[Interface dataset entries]
* * *

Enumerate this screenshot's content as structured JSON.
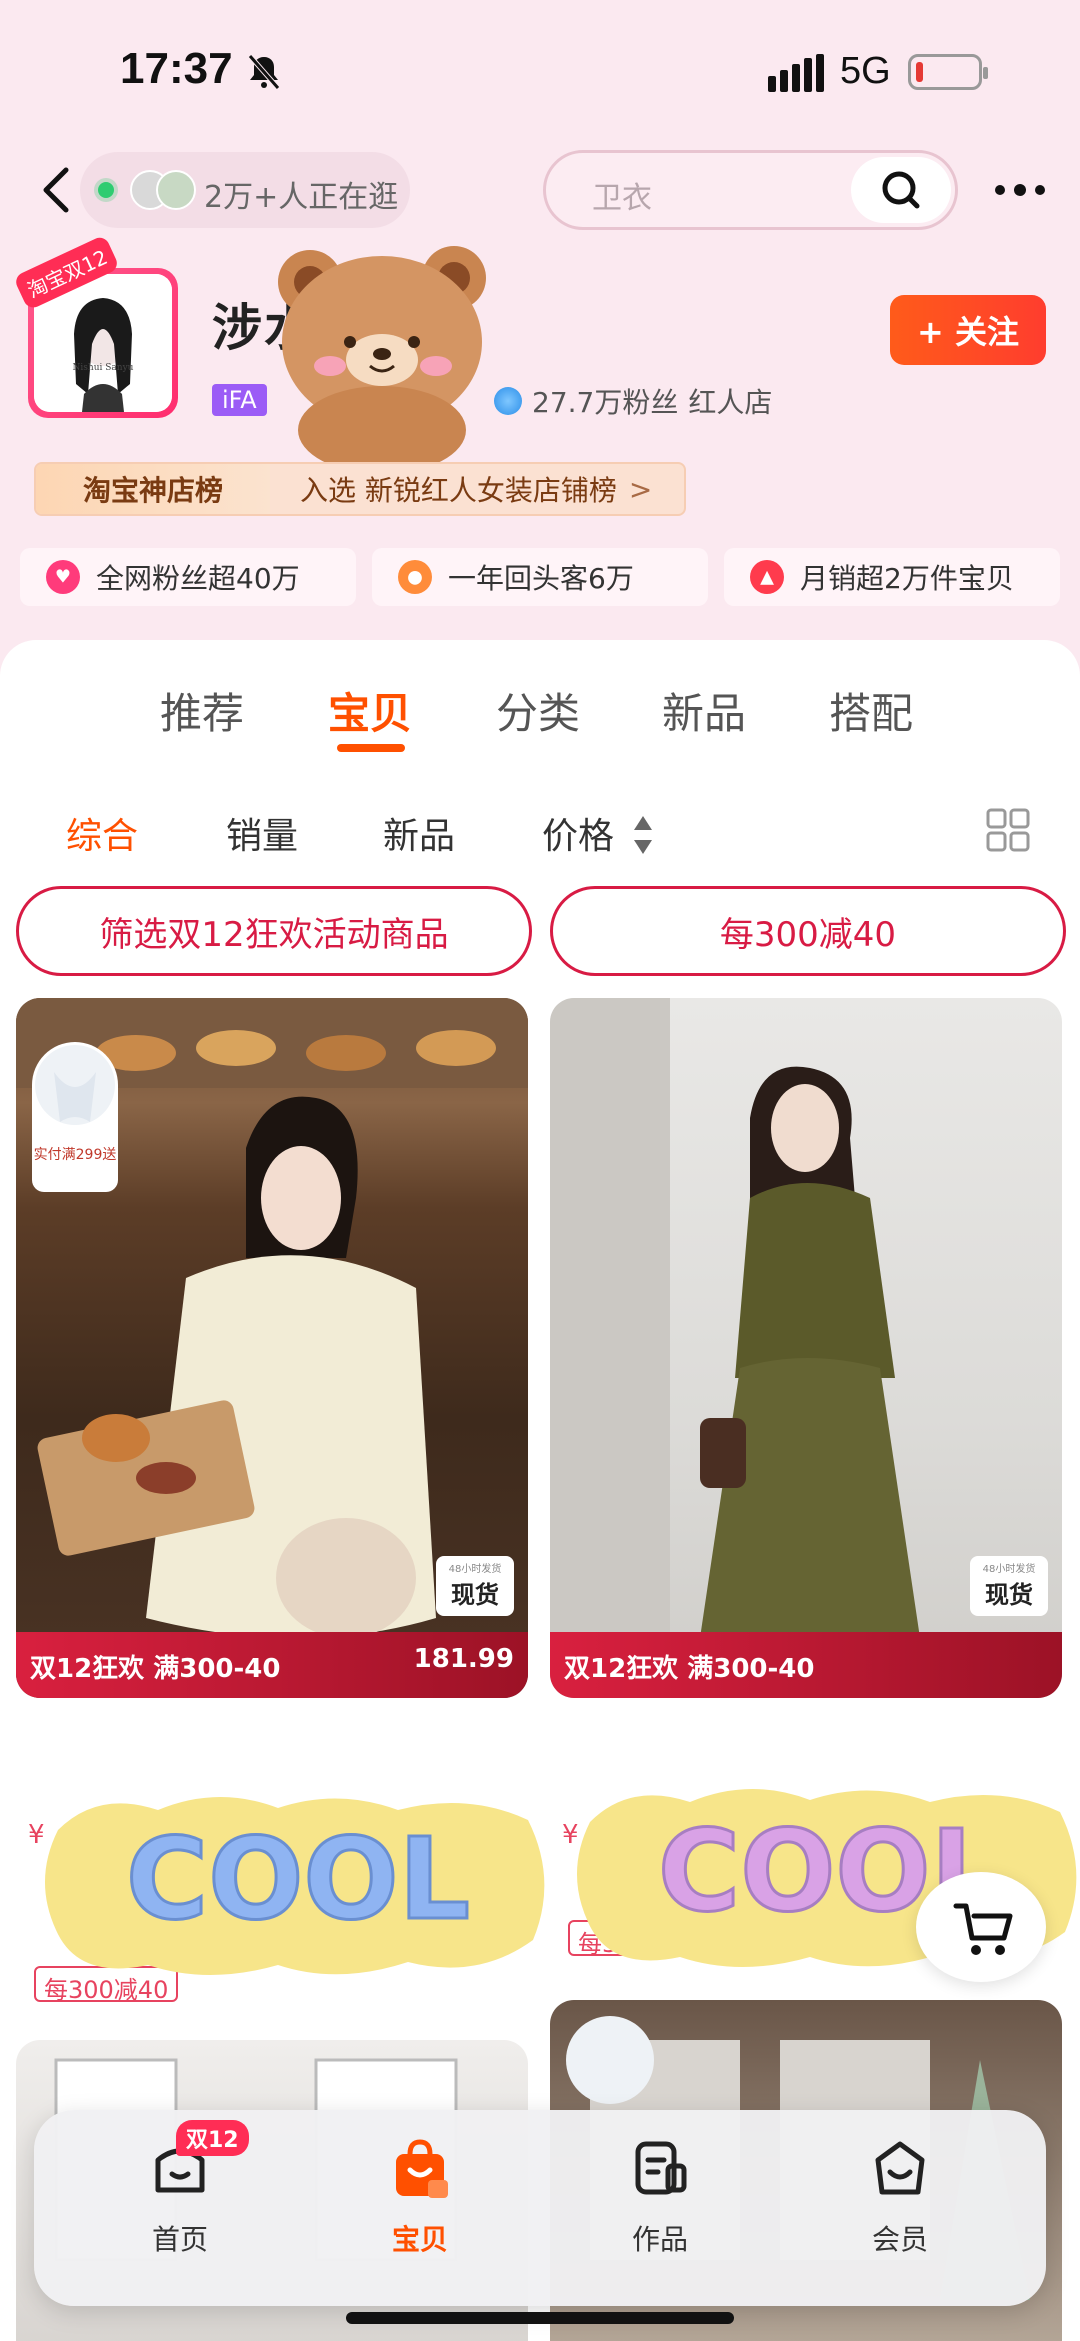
{
  "status": {
    "time": "17:37",
    "network": "5G"
  },
  "topnav": {
    "live_text": "2万+人正在逛",
    "search_placeholder": "卫衣"
  },
  "shop": {
    "name": "涉水三鱼",
    "brand_tag": "iFA",
    "fans": "27.7万粉丝",
    "shop_type": "红人店",
    "follow_label": "+ 关注",
    "avatar_badge": "淘宝双12",
    "rank_label": "淘宝神店榜",
    "rank_text": "入选 新锐红人女装店铺榜",
    "rank_chevron": ">",
    "stats": [
      {
        "label": "全网粉丝超40万"
      },
      {
        "label": "一年回头客6万"
      },
      {
        "label": "月销超2万件宝贝"
      }
    ]
  },
  "tabs": [
    "推荐",
    "宝贝",
    "分类",
    "新品",
    "搭配"
  ],
  "sorts": [
    "综合",
    "销量",
    "新品",
    "价格"
  ],
  "promos": [
    "筛选双12狂欢活动商品",
    "每300减40"
  ],
  "products": [
    {
      "strip_text": "双12狂欢 满300-40",
      "price_text": "181.99",
      "badge": "现货",
      "gift_text": "实付满299送",
      "coupon": "每300减40",
      "price_symbol": "¥"
    },
    {
      "strip_text": "双12狂欢 满300-40",
      "badge": "现货",
      "coupon": "每300减40",
      "price_symbol": "¥"
    }
  ],
  "sticker_text": "COOL",
  "bottomnav": [
    {
      "label": "首页",
      "badge": "双12"
    },
    {
      "label": "宝贝"
    },
    {
      "label": "作品"
    },
    {
      "label": "会员"
    }
  ],
  "colors": {
    "accent": "#ff5000",
    "promo_red": "#d81b44",
    "page_bg": "#fbe9f0"
  }
}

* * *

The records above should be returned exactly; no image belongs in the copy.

Enumerate this screenshot's content as structured JSON.
{
  "status": {
    "time": "17:37",
    "network": "5G"
  },
  "topnav": {
    "live_text": "2万+人正在逛",
    "search_placeholder": "卫衣"
  },
  "shop": {
    "name": "涉水三鱼",
    "brand_tag": "iFA",
    "fans": "27.7万粉丝",
    "shop_type": "红人店",
    "follow_label": "+ 关注",
    "avatar_badge": "淘宝双12",
    "rank_label": "淘宝神店榜",
    "rank_text": "入选 新锐红人女装店铺榜",
    "rank_chevron": ">",
    "stats": [
      {
        "label": "全网粉丝超40万"
      },
      {
        "label": "一年回头客6万"
      },
      {
        "label": "月销超2万件宝贝"
      }
    ]
  },
  "tabs": [
    "推荐",
    "宝贝",
    "分类",
    "新品",
    "搭配"
  ],
  "sorts": [
    "综合",
    "销量",
    "新品",
    "价格"
  ],
  "promos": [
    "筛选双12狂欢活动商品",
    "每300减40"
  ],
  "products": [
    {
      "strip_text": "双12狂欢 满300-40",
      "price_text": "181.99",
      "badge": "现货",
      "gift_text": "实付满299送",
      "coupon": "每300减40",
      "price_symbol": "¥"
    },
    {
      "strip_text": "双12狂欢 满300-40",
      "badge": "现货",
      "coupon": "每300减40",
      "price_symbol": "¥"
    }
  ],
  "sticker_text": "COOL",
  "bottomnav": [
    {
      "label": "首页",
      "badge": "双12"
    },
    {
      "label": "宝贝"
    },
    {
      "label": "作品"
    },
    {
      "label": "会员"
    }
  ],
  "colors": {
    "accent": "#ff5000",
    "promo_red": "#d81b44",
    "page_bg": "#fbe9f0"
  }
}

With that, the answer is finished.